carrying.jpgAfter we got home and got organized, I started making the 2x4s needed for the project. I hauled in several planks from the woodpile in back of the garage. These are spruce planks I milled with my sawmill years ago. Even though they are dry, they are heavy. If you could see this picture clearly enough, you’d see a grimace as the plank settled into my shoulder.

Once in the garage I set them on my miter saw table,squared them off and cut them to length. Then I ripped them to 3″ wide on the tablesaw, and moved them over to the painting department.sawing.jpg Alice graciously agreed to prime them for me. I needed 16 for this project. The old system I had depended on flimsy 2x2s to hold up the sheet metal that keeps the wood dry. This new system uses spruce 2x3s; much stronger than before.

Once the wood was cut and being painted, I could concentrate on the brackets. I had some 2 1/2″ square tube set aside for a project that never materialized. I set up the metal-cutting bandsaw and cut it into chunks 2″ long. I also cut up the steel strap I bought today into 16″ lengths.
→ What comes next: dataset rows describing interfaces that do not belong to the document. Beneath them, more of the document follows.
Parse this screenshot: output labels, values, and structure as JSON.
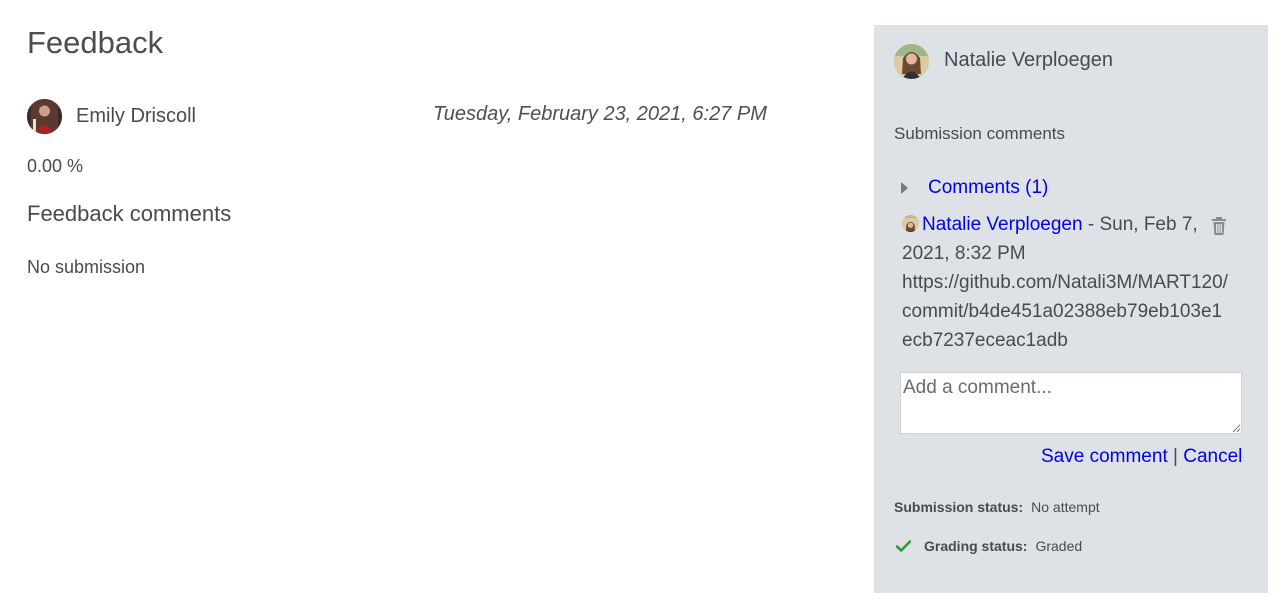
{
  "feedback": {
    "title": "Feedback",
    "grader_name": "Emily Driscoll",
    "date": "Tuesday, February 23, 2021, 6:27 PM",
    "grade": "0.00 %",
    "comments_heading": "Feedback comments",
    "comments_text": "No submission"
  },
  "panel": {
    "student_name": "Natalie Verploegen",
    "submission_comments_label": "Submission comments",
    "comments_toggle_label": "Comments (1)",
    "comment": {
      "author": "Natalie Verploegen",
      "meta": " - Sun, Feb 7, 2021, 8:32 PM",
      "body": "https://github.com/Natali3M/MART120/commit/b4de451a02388eb79eb103e1ecb7237eceac1adb"
    },
    "input_placeholder": "Add a comment...",
    "save_label": "Save comment",
    "separator": " | ",
    "cancel_label": "Cancel",
    "submission_status_label": "Submission status:",
    "submission_status_value": "No attempt",
    "grading_status_label": "Grading status:",
    "grading_status_value": "Graded"
  },
  "colors": {
    "panel_bg": "#dee2e6",
    "link": "#0000ee",
    "check_green": "#2e9e3a"
  },
  "icons": {
    "toggle": "caret-right-icon",
    "delete": "trash-icon",
    "status": "check-icon"
  }
}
Once cut, each piece of steel had to have its sharp edges ground off, and several holes drilled. alicepaint.jpgThen they moved to the welding table where they took their final form. The three shown in the earlier picture still need to have some grinding done, and then will be painted with Rustoleum primer before they are finished. The way things are going, I should have a couple ready tomorrow so I can resume processing next year’s firewood.

They Don’t Always Go According To Plan

Tuesday, August 3rd, 2010

My plan this morning was to get out to the woods first thing in the cool of the morning to get another load of logs for the firewood project. It seemed simple enough as a concept, but in execution, it proved troublesome. About the time I was ready to saddle up and head out there, my pager went off for a first responder call. Of course I can’t talk about the incident, but I can tell you it took far longer than usual, and that it affected me strongly. Still I managed to slide back into the household flow, and by about 5:00 I was on my way out to the woods with my buddy.

frank.jpgFranco is happy to ride in the back of the Scout when we go out to the woods. Alice says he looks so cute back there that she wanted some pictures, and this one is my favorite. We had a deadline because I had an important fire department meeting tonight. We worked pretty steadily and got a load out in time for me to head to the firehall. As we were moving logs onto the forks of the dozer, I disturbed a bee’s nest, and fortunately no one got stung this time, and it didn’t stop me from moving all but one of the logs onto the dozer.

Last night’s post had a paragraph about some road copper I found, one of which was a piece of quartz that looked like it was dipped in molten copper. While I had a spare moment today, I did a google search to see if I could learn more about this phenomenon, and was directed to several sites that sell crystals for their healing power! It got me to thinking that this specimen might have some monetary value among the folks that believe this sort of thing. The dilemma I’m suffering from is whether I would be supporting this silliness by selling the thing to them (assuming they would want it.) What do you think?